John completed his 12 reps on the chest press and was about to rest and move on to the next exercise before I stopped him.
“How was your set on that exercise, John? John: Yes, good.
Could you have done any more reps? John: Yes I probably could have.
Me: So why did you stop?
John: Because I had done the 12 reps.
Any time I observe people training in the gym one of the main things I see lacking from their workout is intensity.
Most people in the gym wander around aimlessly performing x number of reps and x number of sets.
But how do you know if you have stimulated a positive change in your body?
If you are counting to 10 or 12 and then stopping when you reach your number then you most likely have not done much to stimulate a positive metabolic response.
This is because during an exercise the body uses a certain amount of muscle fibres to lift the resistance. If you stop before you have activated as many muscle fibres as possible then the body hasn’t received much stress and doesn’t need to change.
What’s needed is 100% effort to a point of completion or muscular failure. This may take 12 reps or 20 reps.
In practice this takes some motivation and is as much a mental effort as it is physical. The point when the muscle starts to get a little sore is when most people stop, but this is the most productive part of the movement! This is when you push or pull to completion to make sure you have used 100% of your strength.
Here comes the science part: Imagine the leg press exercise. Choose a weight that is appropriate and you begin to do as many good repetitions as possible. The resistance stays the same, but each succeeding repetition becomes harder and harder until it is impossible to move. You have reached fatigue.

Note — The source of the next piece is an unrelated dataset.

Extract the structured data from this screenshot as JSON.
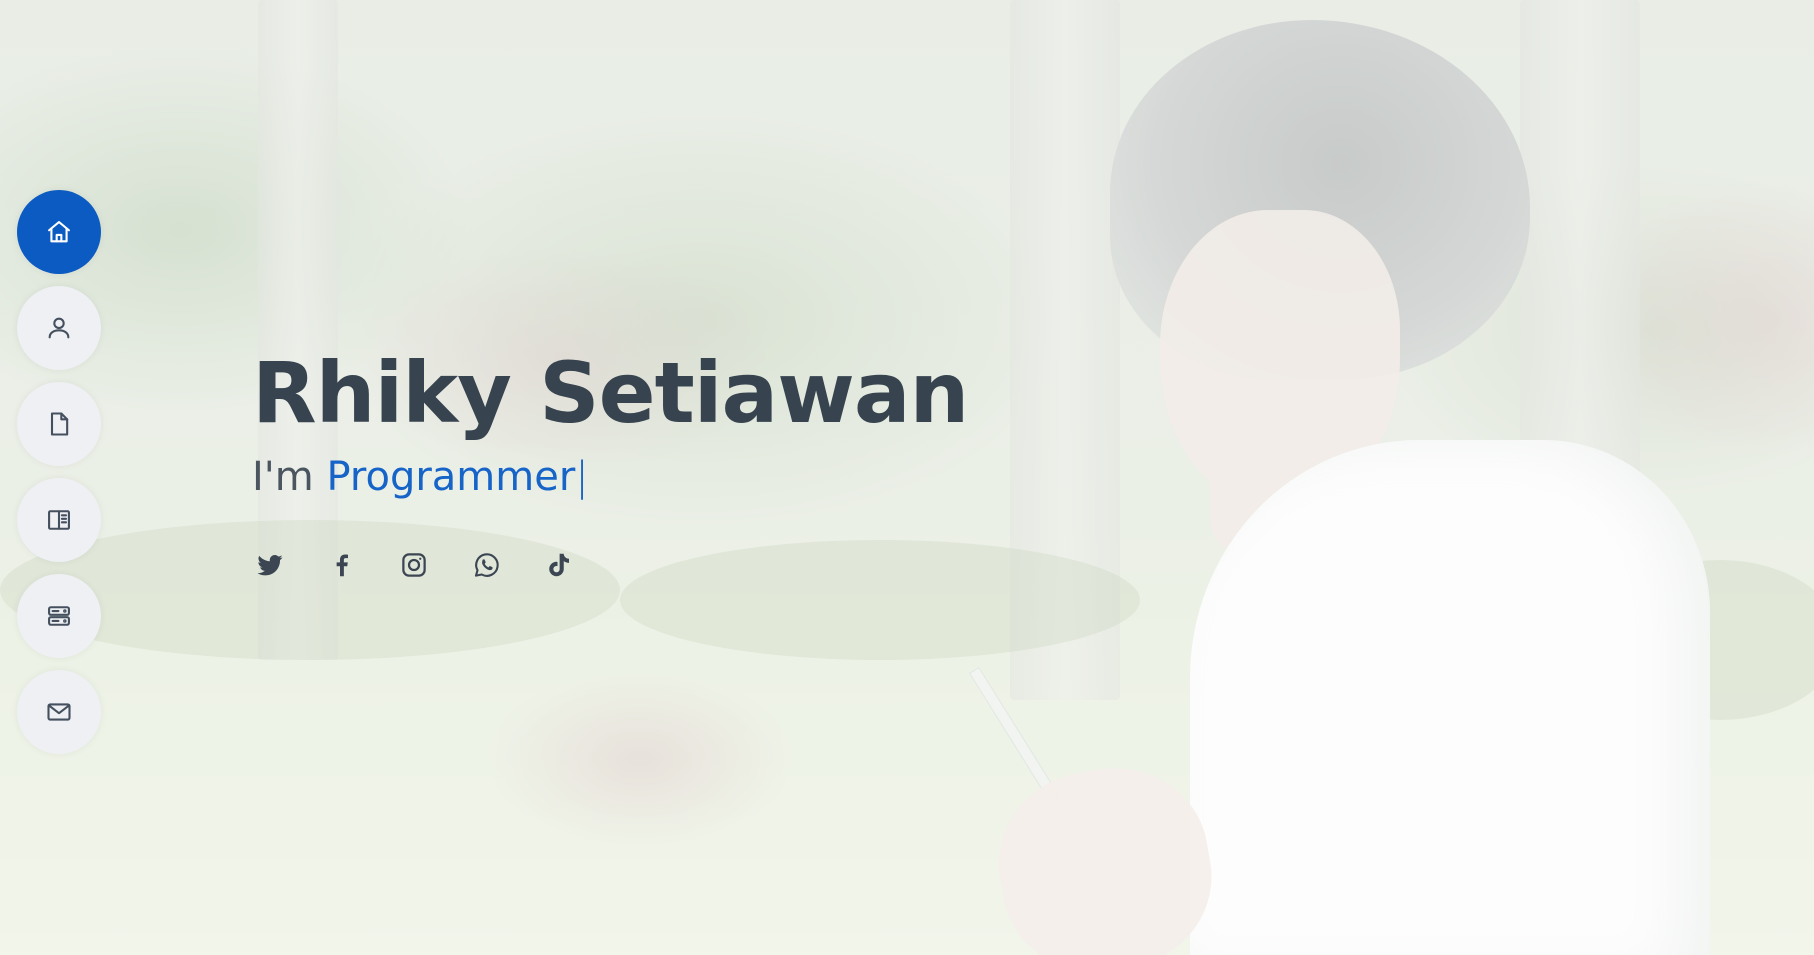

Let’s look at this process. When you are under load the lower body muscles are working to try to continue the exercise, which takes a certain amount of muscle fibers. As it continues, the fibers that started the movement begin to fatigue and so more are now needed. This is called successive motor unit recruitment or the gradation response. Luckily there are more so the body continues to recruit new motor units until it is firing on all cylinders so to speak. This is when the movement begins to stop. Now you feel like stopping, but this is where you should continue to push/pull to make sure it is done. You have now performed an inroad of your available strength. The body perceives this as stress, and regular stress if you train frequently, and a need to change in order to cope with it next time.
Supercompensation is the improvement in lean muscle tissue and strength gain as a result of the regular stress.
When I coach my clients they always tell me they would never push themselves this hard normally. This type of intensity normally takes a couple of workouts to build up to and unless you can really motivate yourself it’s very easy to stop short on an exercise.
Yes this isn’t easy but exercise isn’t meant to be a nice comfortable experience! If it is then it most likely won’t do much to change your body composition.
The benefit of training with 100% intensity on each set and rep is that it needs to be for a short period of time. This is the essence of High Intensity Training. Training harder but briefer and infrequently. Exercise sessions are maximum half an hour. I go into more detail on this in this post.
So the next time you train, try to complete as many reps as you can before you decide to terminate the set.
- A good range to shoot for is 8-12.
- Perform slow, controlled movements and no jerking of the resistance or using momentum to lift the weight. (Yes I’m talking to you arching your back on the barbell curls!)
- Lift a weight that you can control, Leave your ego at the doorstep!
As a wise man named Arthur Jones once said: “You can exercise alot or you can train hard but you cannot do both.”